Hispanic viewers pulled the viewership lever for Univision, which averaged 2.9 million viewers. CNN was tops among cable networks for Hispanics, drawing 905,000 viewers, according to Nielsen.
Comcast Hears It Over Street Boxes In Georgetown
Comcast has found itself in the middle of an architectural flap after installing moss-green, refrigerator-sized utility boxes on the streets of Washington’s toney Georgetown section without running the architecturally correct gauntlet.
The Georgetown Current reported last week that Comcast had installed the boxes without first getting the required review and permission from the U.S. Commission on Fine Arts and the Old Georgetown board, and that there had been complaints about the boxes at a recent meeting of Georgetown’s neighborhood commission.
A Comcast spokesperson said the company got a permit from the city to install the boxes — which Comcast said are needed to make network enhancements in the area — but was unaware of the architectural review process.
“Comcast followed its customary process and protocol to secure permits through DDOT — which we received for our work in Georgetown,” the company said in a statement. “We were not aware of additional requirements.”
Comcast is willing to work with the community, though, and held a “productive meeting” with interested parties on Election Day “to better understand their concerns so we can work to address and find mutually beneficial solutions as we continue to provide Georgetown customers with our innovative products and services.”
Comcast had no comment on whether that solution might include painting the boxes to look like miniature town houses or colonial bed chests stood on end, taking a page from the cellphone companies that have disguised some of their towers to look like funky pine trees designed by Alexander Calder.

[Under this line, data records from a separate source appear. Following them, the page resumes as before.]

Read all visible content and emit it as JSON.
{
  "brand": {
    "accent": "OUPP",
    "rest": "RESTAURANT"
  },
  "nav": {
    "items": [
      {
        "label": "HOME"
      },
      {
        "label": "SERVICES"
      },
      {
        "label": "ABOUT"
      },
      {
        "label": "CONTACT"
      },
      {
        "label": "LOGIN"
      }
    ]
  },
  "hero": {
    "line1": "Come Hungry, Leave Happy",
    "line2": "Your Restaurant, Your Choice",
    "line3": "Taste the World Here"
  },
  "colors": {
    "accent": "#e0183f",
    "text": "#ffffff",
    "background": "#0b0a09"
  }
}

— John Eggerton
HITN Takes a Hit: ‘Sandy’ Leaves Net Gasping for Power
While most of New York City is up and running after the devastation of Superstorm Sandy, at least one network is still struggling to recover from the hurricane’s fury.
HITN, a Brooklyn-based Spanish-language educational network with 40 million subscribers on DirecTV, Dish Network, AT&T U-verse, Verizon FiOS, Time Warner Cable, Comcast and Charter, has been off the air since flood waters from the Oct. 29 storm knocked out power in its offices.

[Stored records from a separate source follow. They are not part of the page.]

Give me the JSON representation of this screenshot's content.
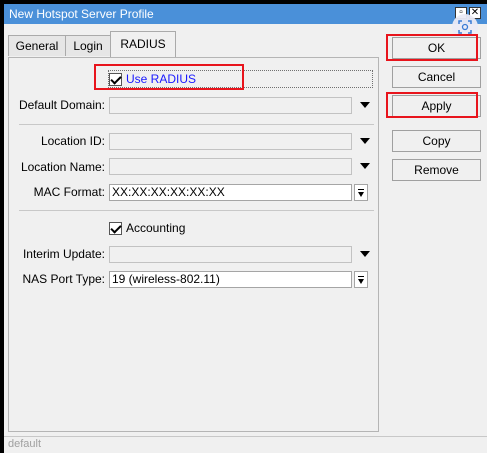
{
  "window": {
    "title": "New Hotspot Server Profile"
  },
  "tabs": [
    {
      "label": "General"
    },
    {
      "label": "Login"
    },
    {
      "label": "RADIUS"
    }
  ],
  "form": {
    "use_radius": {
      "label": "Use RADIUS",
      "checked": true
    },
    "default_domain": {
      "label": "Default Domain:",
      "value": ""
    },
    "location_id": {
      "label": "Location ID:",
      "value": ""
    },
    "location_name": {
      "label": "Location Name:",
      "value": ""
    },
    "mac_format": {
      "label": "MAC Format:",
      "value": "XX:XX:XX:XX:XX:XX"
    },
    "accounting": {
      "label": "Accounting",
      "checked": true
    },
    "interim_update": {
      "label": "Interim Update:",
      "value": ""
    },
    "nas_port_type": {
      "label": "NAS Port Type:",
      "value": "19 (wireless-802.11)"
    }
  },
  "buttons": {
    "ok": "OK",
    "cancel": "Cancel",
    "apply": "Apply",
    "copy": "Copy",
    "remove": "Remove"
  },
  "status": {
    "text": "default"
  },
  "colors": {
    "highlight": "#e8141c",
    "titlebar": "#4a90d9",
    "radius_label": "#1a1aff"
  },
  "icons": [
    "restore-icon",
    "close-icon",
    "scan-badge-icon",
    "dropdown-arrow-icon",
    "select-arrow-icon",
    "checkmark-icon"
  ]
}
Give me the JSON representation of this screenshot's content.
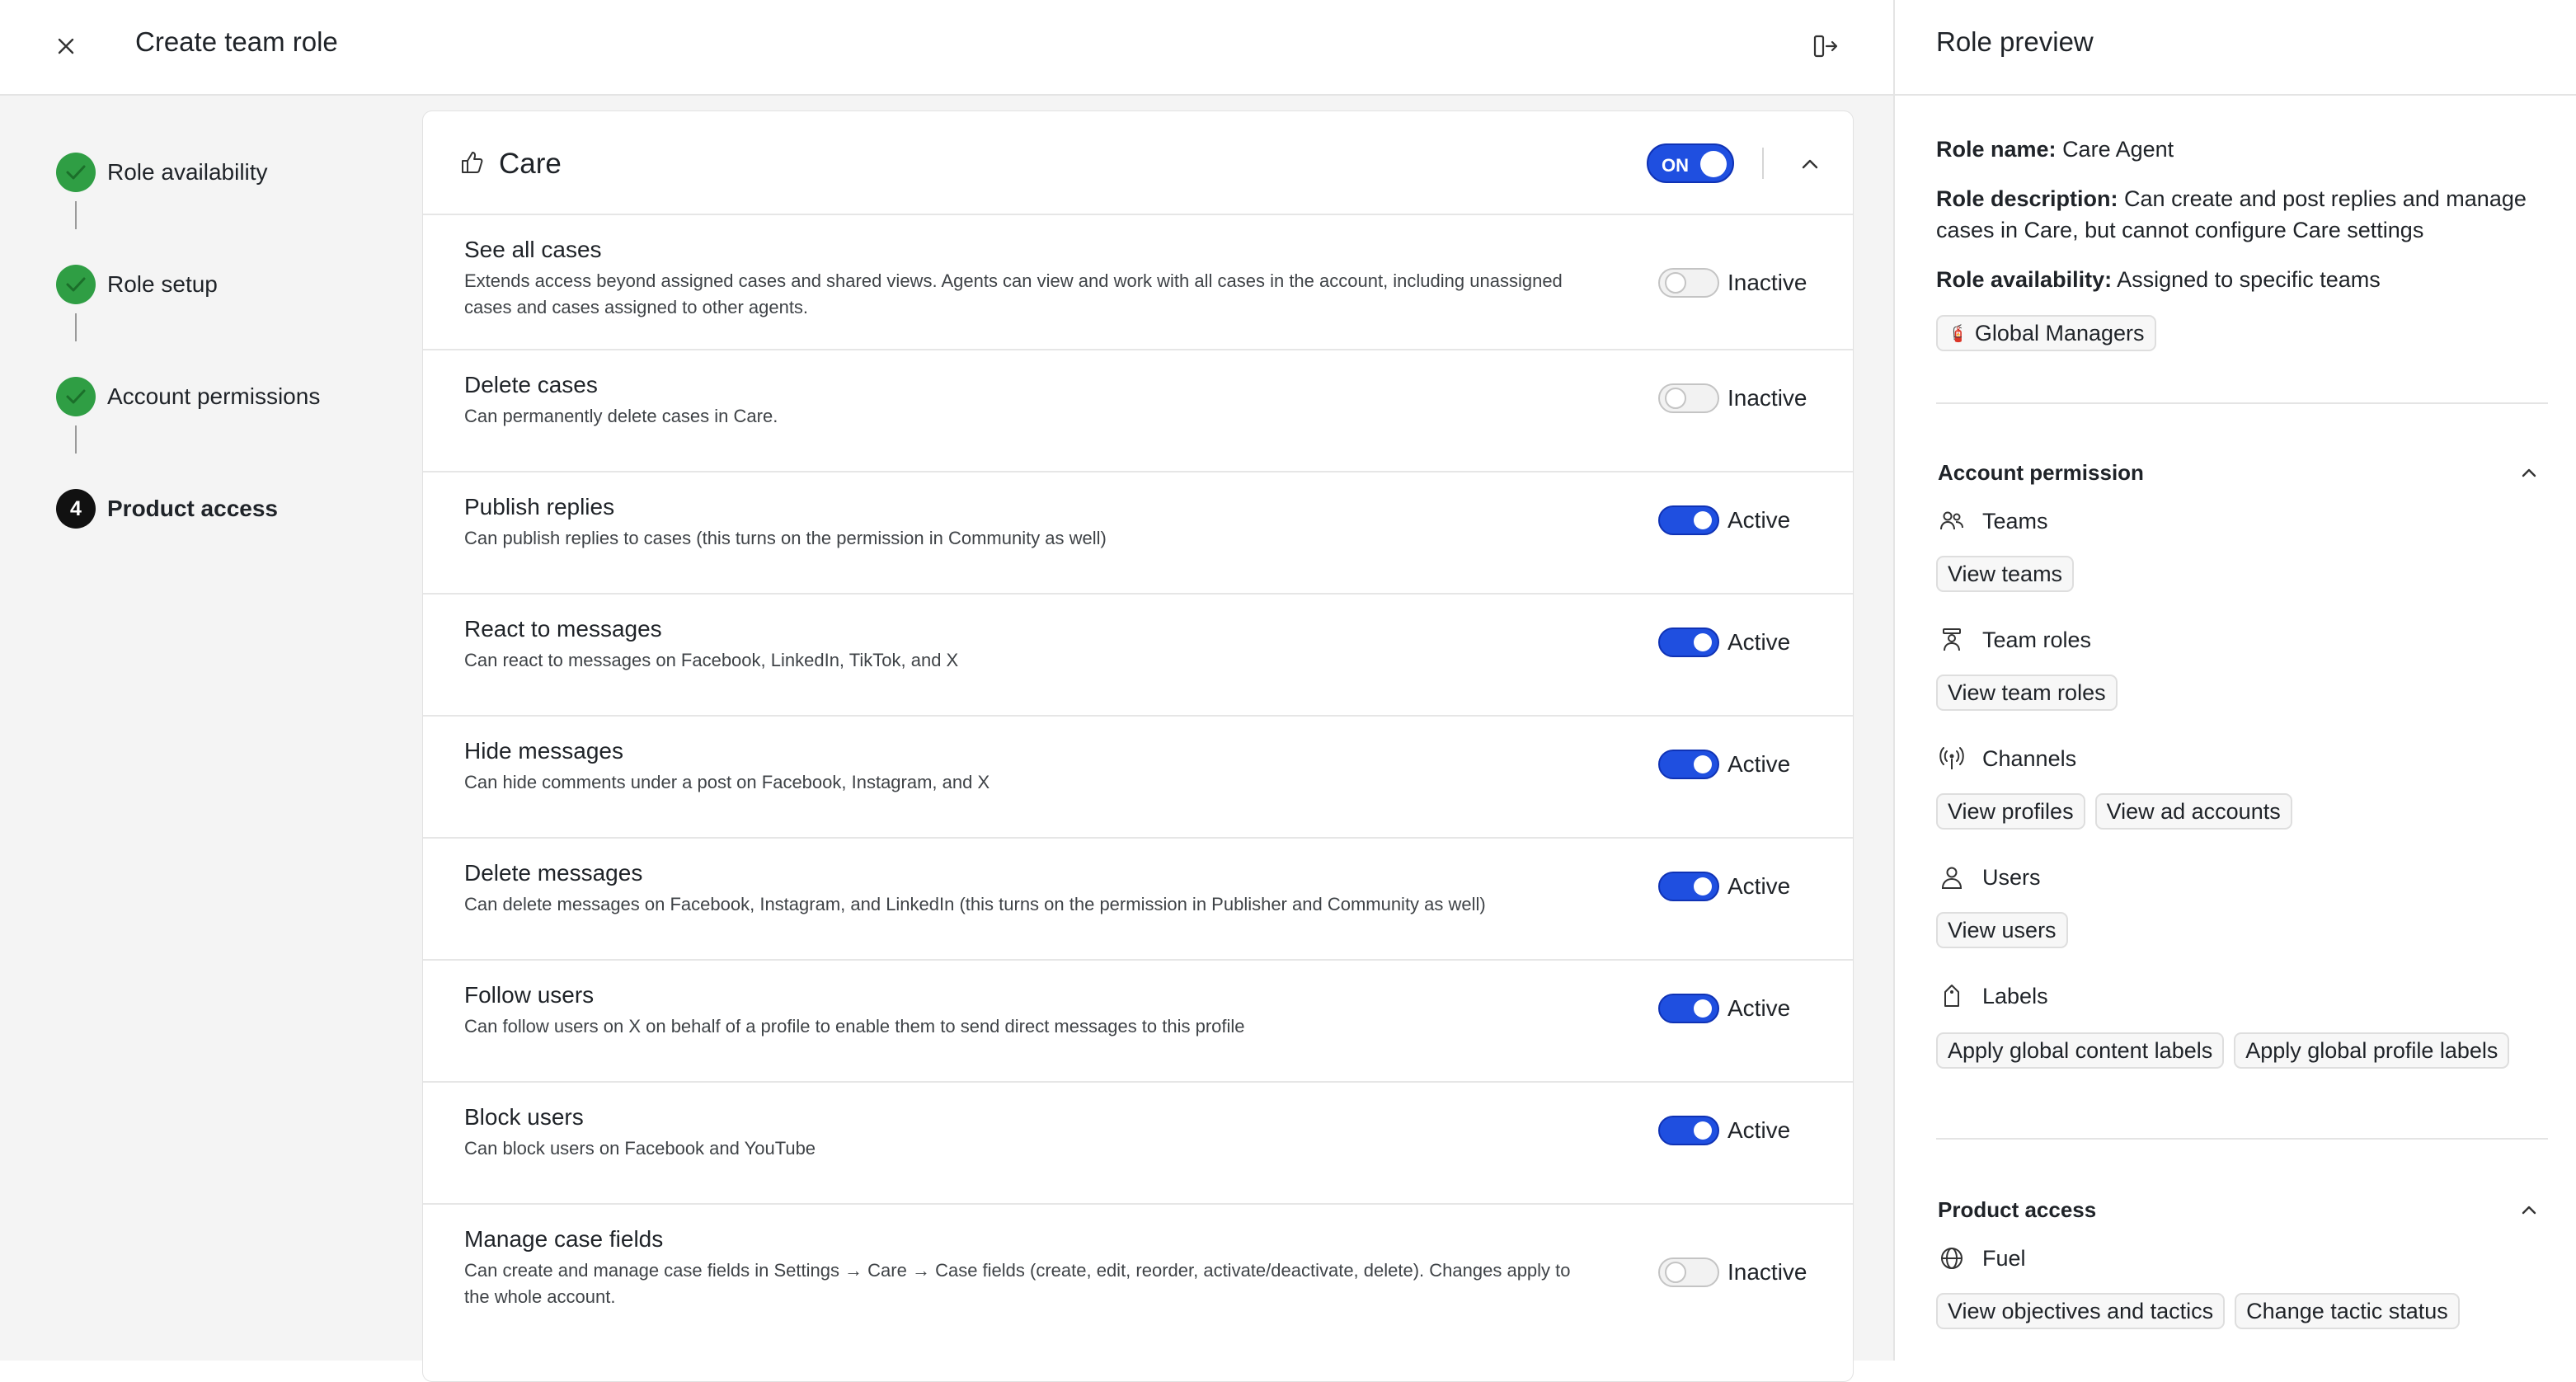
{
  "header": {
    "title": "Create team role"
  },
  "stepper": {
    "steps": [
      {
        "label": "Role availability",
        "state": "done"
      },
      {
        "label": "Role setup",
        "state": "done"
      },
      {
        "label": "Account permissions",
        "state": "done"
      },
      {
        "label": "Product access",
        "state": "current",
        "number": "4"
      }
    ]
  },
  "care": {
    "title": "Care",
    "toggle_label": "ON",
    "permissions": [
      {
        "title": "See all cases",
        "description": "Extends access beyond assigned cases and shared views. Agents can view and work with all cases in the account, including unassigned cases and cases assigned to other agents.",
        "status": "Inactive"
      },
      {
        "title": "Delete cases",
        "description": "Can permanently delete cases in Care.",
        "status": "Inactive"
      },
      {
        "title": "Publish replies",
        "description": "Can publish replies to cases (this turns on the permission in Community as well)",
        "status": "Active"
      },
      {
        "title": "React to messages",
        "description": "Can react to messages on Facebook, LinkedIn, TikTok, and X",
        "status": "Active"
      },
      {
        "title": "Hide messages",
        "description": "Can hide comments under a post on Facebook, Instagram, and X",
        "status": "Active"
      },
      {
        "title": "Delete messages",
        "description": "Can delete messages on Facebook, Instagram, and LinkedIn (this turns on the permission in Publisher and Community as well)",
        "status": "Active"
      },
      {
        "title": "Follow users",
        "description": "Can follow users on X on behalf of a profile to enable them to send direct messages to this profile",
        "status": "Active"
      },
      {
        "title": "Block users",
        "description": "Can block users on Facebook and YouTube",
        "status": "Active"
      },
      {
        "title": "Manage case fields",
        "description": "Can create and manage case fields in Settings → Care → Case fields (create, edit, reorder, activate/deactivate, delete). Changes apply to the whole account.",
        "status": "Inactive"
      }
    ]
  },
  "preview": {
    "title": "Role preview",
    "role_name_label": "Role name:",
    "role_name": "Care Agent",
    "role_description_label": "Role description:",
    "role_description": "Can create and post replies and manage cases in Care, but cannot configure Care settings",
    "role_availability_label": "Role availability:",
    "role_availability": "Assigned to specific teams",
    "team_chip": "Global Managers",
    "account_permission": {
      "title": "Account permission",
      "groups": [
        {
          "name": "Teams",
          "icon": "people-icon",
          "chips": [
            "View teams"
          ]
        },
        {
          "name": "Team roles",
          "icon": "role-icon",
          "chips": [
            "View team roles"
          ]
        },
        {
          "name": "Channels",
          "icon": "broadcast-icon",
          "chips": [
            "View profiles",
            "View ad accounts"
          ]
        },
        {
          "name": "Users",
          "icon": "user-icon",
          "chips": [
            "View users"
          ]
        },
        {
          "name": "Labels",
          "icon": "tag-icon",
          "chips": [
            "Apply global content labels",
            "Apply global profile labels"
          ]
        }
      ]
    },
    "product_access": {
      "title": "Product access",
      "groups": [
        {
          "name": "Fuel",
          "icon": "fuel-icon",
          "chips": [
            "View objectives and tactics",
            "Change tactic status"
          ]
        }
      ]
    }
  },
  "colors": {
    "accent": "#1f4fe0",
    "success": "#2f9e44",
    "panel_bg": "#f4f4f4"
  }
}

HITN CEO Jose Luis Rodriguez said the network’s Brooklyn Navy Yard-based operation won’t have full power for at least two to three months.

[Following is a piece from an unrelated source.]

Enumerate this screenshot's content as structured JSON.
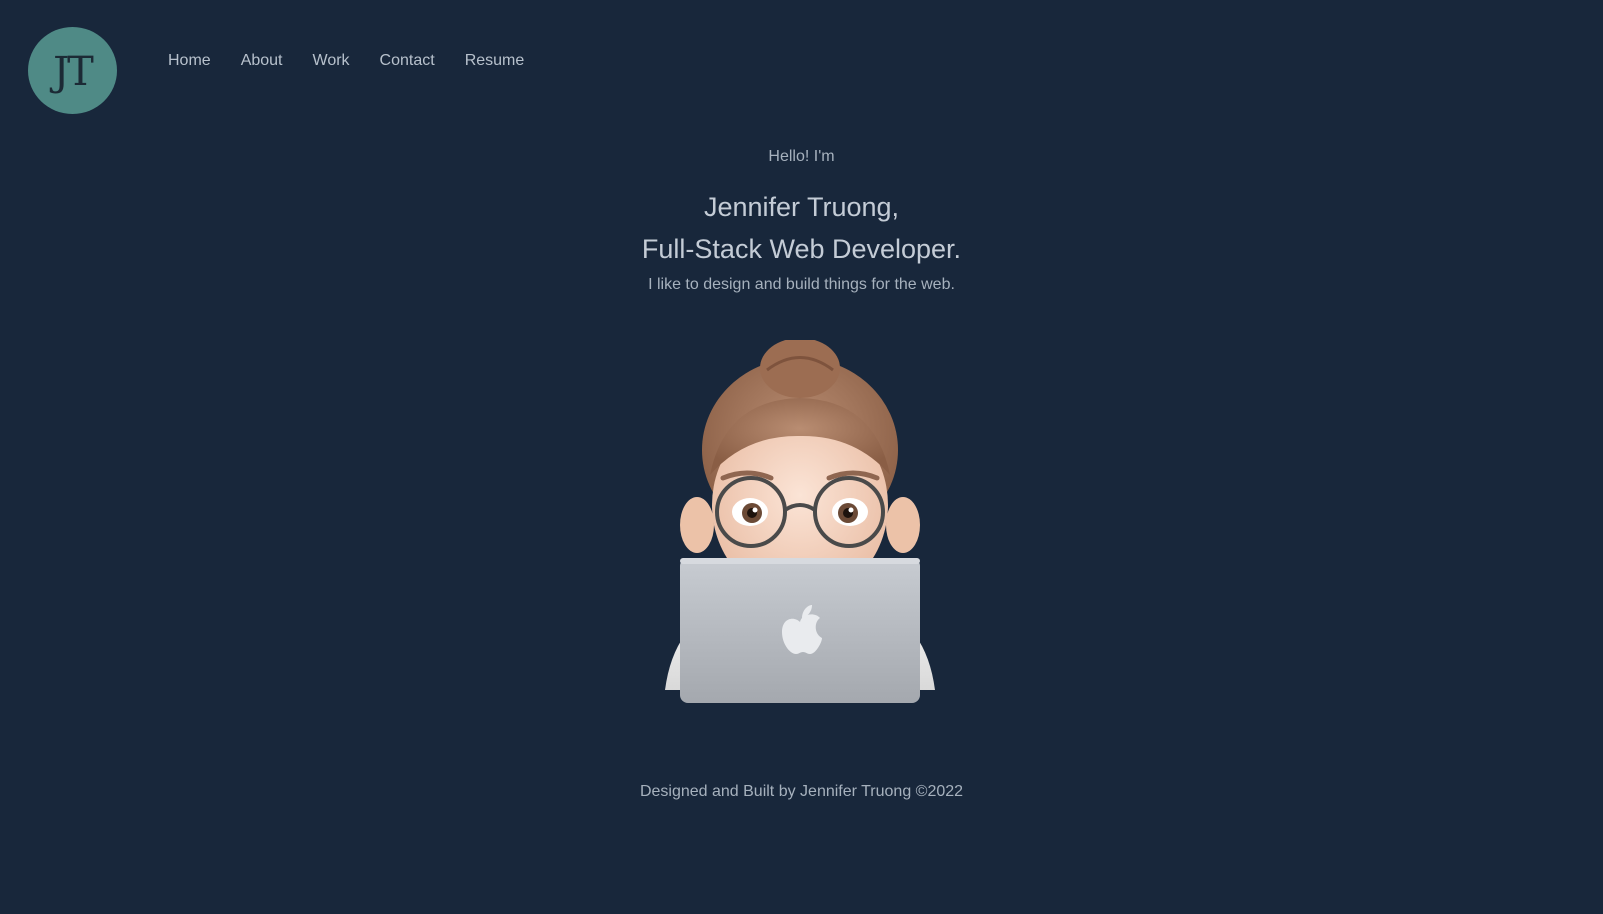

The network and its 35 employees have been using limited generators supplied by the Navy Yard.
But those generators are not reliable enough to support the channel’s 24-hour signal. Rodriguez said an order for a Three-Phase Generator necessary to get the signal on the air is at least three weeks away from being delivered. He would love to hear from anyone in the industry who might have a suggestion about speeding up that process. (You can email Rodriguez’s assistant at firstname.lastname@example.org).
“We know that our audience has been hit hard by the hurricane, especially in New Jersey, and we would like to be there for them,” Rodriguez said. “That’s our biggest frustration … not being able to serve our viewers because we’re not on the air.”
— R. Thomas Umstead